* **RECORDED DATA**

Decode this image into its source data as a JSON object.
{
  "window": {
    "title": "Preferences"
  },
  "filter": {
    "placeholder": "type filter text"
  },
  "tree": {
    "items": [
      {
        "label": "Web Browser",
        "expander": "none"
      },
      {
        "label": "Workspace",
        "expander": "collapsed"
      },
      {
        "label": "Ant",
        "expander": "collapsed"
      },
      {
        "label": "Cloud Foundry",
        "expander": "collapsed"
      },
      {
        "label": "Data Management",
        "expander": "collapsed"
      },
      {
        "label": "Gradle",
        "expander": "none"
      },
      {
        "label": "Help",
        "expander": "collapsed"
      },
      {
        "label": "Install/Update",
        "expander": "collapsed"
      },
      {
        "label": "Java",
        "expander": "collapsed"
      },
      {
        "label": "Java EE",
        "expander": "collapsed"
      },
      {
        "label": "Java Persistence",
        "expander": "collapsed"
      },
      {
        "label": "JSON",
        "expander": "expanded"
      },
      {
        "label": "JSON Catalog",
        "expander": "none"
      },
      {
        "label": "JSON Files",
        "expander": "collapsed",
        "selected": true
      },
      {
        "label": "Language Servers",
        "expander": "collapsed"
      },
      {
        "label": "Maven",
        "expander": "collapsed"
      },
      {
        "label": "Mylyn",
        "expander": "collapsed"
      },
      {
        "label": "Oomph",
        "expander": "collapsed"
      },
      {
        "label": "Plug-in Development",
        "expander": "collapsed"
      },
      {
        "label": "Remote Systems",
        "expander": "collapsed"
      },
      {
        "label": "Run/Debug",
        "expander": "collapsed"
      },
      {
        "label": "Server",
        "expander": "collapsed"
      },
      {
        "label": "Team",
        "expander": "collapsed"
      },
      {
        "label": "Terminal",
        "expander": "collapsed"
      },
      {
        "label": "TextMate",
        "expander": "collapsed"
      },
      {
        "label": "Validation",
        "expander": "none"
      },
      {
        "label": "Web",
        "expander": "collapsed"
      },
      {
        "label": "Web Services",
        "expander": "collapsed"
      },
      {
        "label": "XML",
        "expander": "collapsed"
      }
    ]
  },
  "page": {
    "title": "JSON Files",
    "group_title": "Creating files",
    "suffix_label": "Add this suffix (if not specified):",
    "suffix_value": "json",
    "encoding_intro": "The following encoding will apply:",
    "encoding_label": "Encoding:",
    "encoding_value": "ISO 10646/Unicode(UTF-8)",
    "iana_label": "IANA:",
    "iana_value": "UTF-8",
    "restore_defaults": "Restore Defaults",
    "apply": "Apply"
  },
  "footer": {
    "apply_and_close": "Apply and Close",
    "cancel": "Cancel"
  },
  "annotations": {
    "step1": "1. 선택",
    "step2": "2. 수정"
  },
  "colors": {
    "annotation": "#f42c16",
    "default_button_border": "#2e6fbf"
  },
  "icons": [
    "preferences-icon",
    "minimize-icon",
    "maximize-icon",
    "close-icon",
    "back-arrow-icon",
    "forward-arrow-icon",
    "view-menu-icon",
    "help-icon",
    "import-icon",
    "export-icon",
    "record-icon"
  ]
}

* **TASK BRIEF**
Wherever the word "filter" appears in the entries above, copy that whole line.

* **SOLVED PROBLEM**
  "filter": {
    "placeholder": "type filter text"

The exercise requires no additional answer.